(Data excerpts)
__________

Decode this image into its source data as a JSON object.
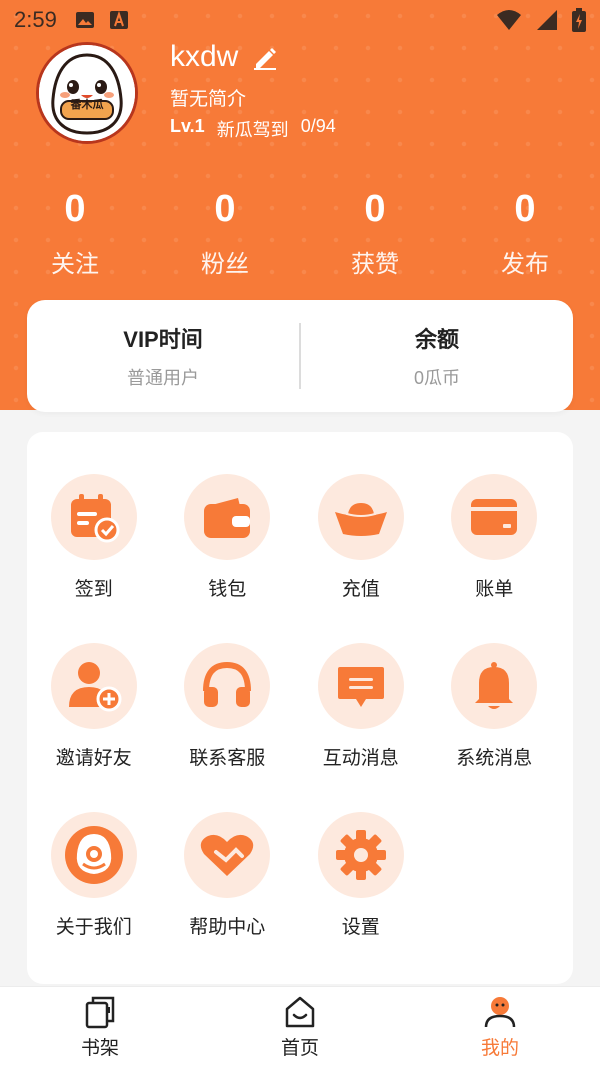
{
  "status_bar": {
    "time": "2:59"
  },
  "profile": {
    "avatar_text": "番木瓜",
    "username": "kxdw",
    "bio": "暂无简介",
    "level": "Lv.1",
    "level_title": "新瓜驾到",
    "progress": "0/94"
  },
  "stats": [
    {
      "value": "0",
      "label": "关注"
    },
    {
      "value": "0",
      "label": "粉丝"
    },
    {
      "value": "0",
      "label": "获赞"
    },
    {
      "value": "0",
      "label": "发布"
    }
  ],
  "vip": {
    "left_title": "VIP时间",
    "left_sub": "普通用户",
    "right_title": "余额",
    "right_sub": "0瓜币"
  },
  "grid": [
    {
      "label": "签到",
      "icon": "calendar-check-icon"
    },
    {
      "label": "钱包",
      "icon": "wallet-icon"
    },
    {
      "label": "充值",
      "icon": "gold-ingot-icon"
    },
    {
      "label": "账单",
      "icon": "card-icon"
    },
    {
      "label": "邀请好友",
      "icon": "add-user-icon"
    },
    {
      "label": "联系客服",
      "icon": "headphones-icon"
    },
    {
      "label": "互动消息",
      "icon": "message-icon"
    },
    {
      "label": "系统消息",
      "icon": "bell-icon"
    },
    {
      "label": "关于我们",
      "icon": "about-mascot-icon"
    },
    {
      "label": "帮助中心",
      "icon": "heart-handshake-icon"
    },
    {
      "label": "设置",
      "icon": "gear-icon"
    }
  ],
  "tabs": [
    {
      "label": "书架",
      "icon": "bookshelf-icon"
    },
    {
      "label": "首页",
      "icon": "home-icon"
    },
    {
      "label": "我的",
      "icon": "profile-icon",
      "active": true
    }
  ],
  "colors": {
    "accent": "#f77a38",
    "icon_bg": "#fde9de",
    "background": "#f4f4f4"
  }
}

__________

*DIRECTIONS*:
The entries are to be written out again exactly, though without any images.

*ANSWER*:
Decode this image into its source data as a JSON object.
{
  "status_bar": {
    "time": "2:59"
  },
  "profile": {
    "avatar_text": "番木瓜",
    "username": "kxdw",
    "bio": "暂无简介",
    "level": "Lv.1",
    "level_title": "新瓜驾到",
    "progress": "0/94"
  },
  "stats": [
    {
      "value": "0",
      "label": "关注"
    },
    {
      "value": "0",
      "label": "粉丝"
    },
    {
      "value": "0",
      "label": "获赞"
    },
    {
      "value": "0",
      "label": "发布"
    }
  ],
  "vip": {
    "left_title": "VIP时间",
    "left_sub": "普通用户",
    "right_title": "余额",
    "right_sub": "0瓜币"
  },
  "grid": [
    {
      "label": "签到",
      "icon": "calendar-check-icon"
    },
    {
      "label": "钱包",
      "icon": "wallet-icon"
    },
    {
      "label": "充值",
      "icon": "gold-ingot-icon"
    },
    {
      "label": "账单",
      "icon": "card-icon"
    },
    {
      "label": "邀请好友",
      "icon": "add-user-icon"
    },
    {
      "label": "联系客服",
      "icon": "headphones-icon"
    },
    {
      "label": "互动消息",
      "icon": "message-icon"
    },
    {
      "label": "系统消息",
      "icon": "bell-icon"
    },
    {
      "label": "关于我们",
      "icon": "about-mascot-icon"
    },
    {
      "label": "帮助中心",
      "icon": "heart-handshake-icon"
    },
    {
      "label": "设置",
      "icon": "gear-icon"
    }
  ],
  "tabs": [
    {
      "label": "书架",
      "icon": "bookshelf-icon"
    },
    {
      "label": "首页",
      "icon": "home-icon"
    },
    {
      "label": "我的",
      "icon": "profile-icon",
      "active": true
    }
  ],
  "colors": {
    "accent": "#f77a38",
    "icon_bg": "#fde9de",
    "background": "#f4f4f4"
  }
}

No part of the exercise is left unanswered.